- **Prompt**
Return each line of the records holding the string "Users".

- **Source information**
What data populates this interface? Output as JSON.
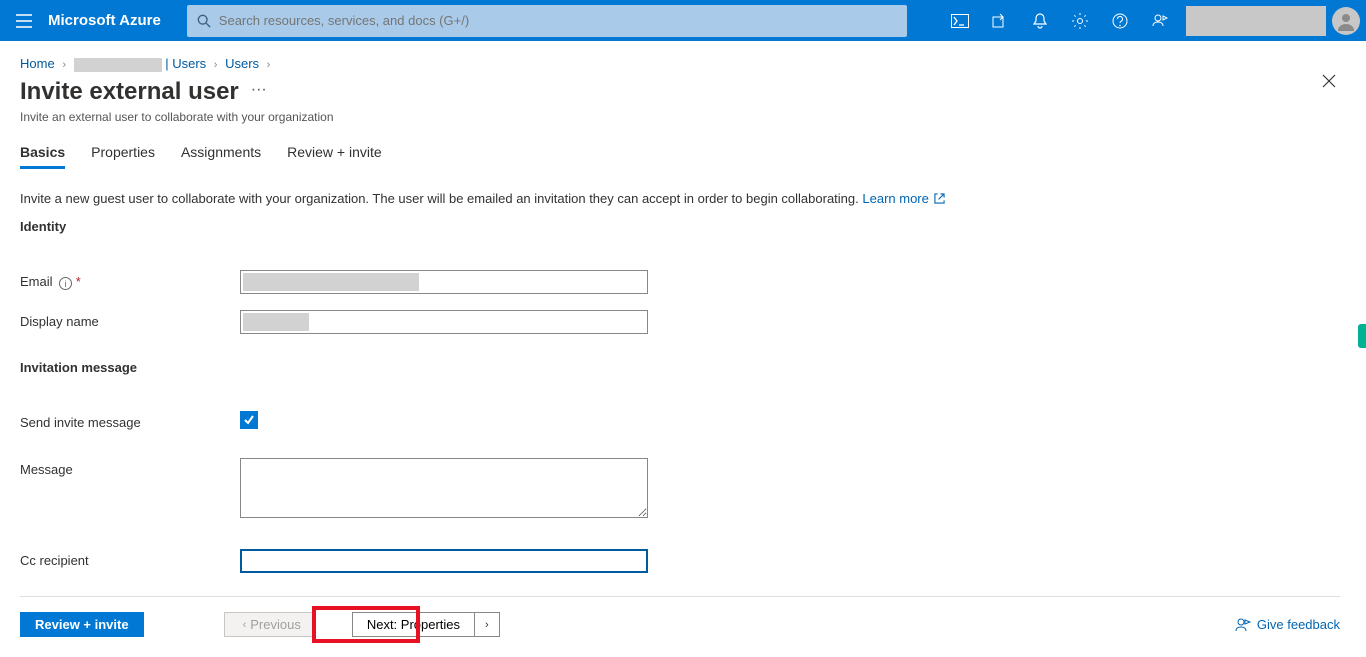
{
  "topbar": {
    "brand": "Microsoft Azure",
    "search_placeholder": "Search resources, services, and docs (G+/)"
  },
  "breadcrumb": {
    "home": "Home",
    "users_link1": "| Users",
    "users_link2": "Users"
  },
  "page": {
    "title": "Invite external user",
    "subtitle": "Invite an external user to collaborate with your organization"
  },
  "tabs": {
    "basics": "Basics",
    "properties": "Properties",
    "assignments": "Assignments",
    "review": "Review + invite"
  },
  "info": {
    "text": "Invite a new guest user to collaborate with your organization. The user will be emailed an invitation they can accept in order to begin collaborating.",
    "learn_more": "Learn more"
  },
  "sections": {
    "identity": "Identity",
    "invitation": "Invitation message"
  },
  "form": {
    "email_label": "Email",
    "email_required": "*",
    "display_name_label": "Display name",
    "send_invite_label": "Send invite message",
    "send_invite_checked": true,
    "message_label": "Message",
    "cc_recipient_label": "Cc recipient"
  },
  "footer": {
    "review_invite": "Review + invite",
    "previous": "Previous",
    "next": "Next: Properties",
    "feedback": "Give feedback"
  }
}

- **Task answer**
    "users_link1": "| Users",
    "users_link2": "Users"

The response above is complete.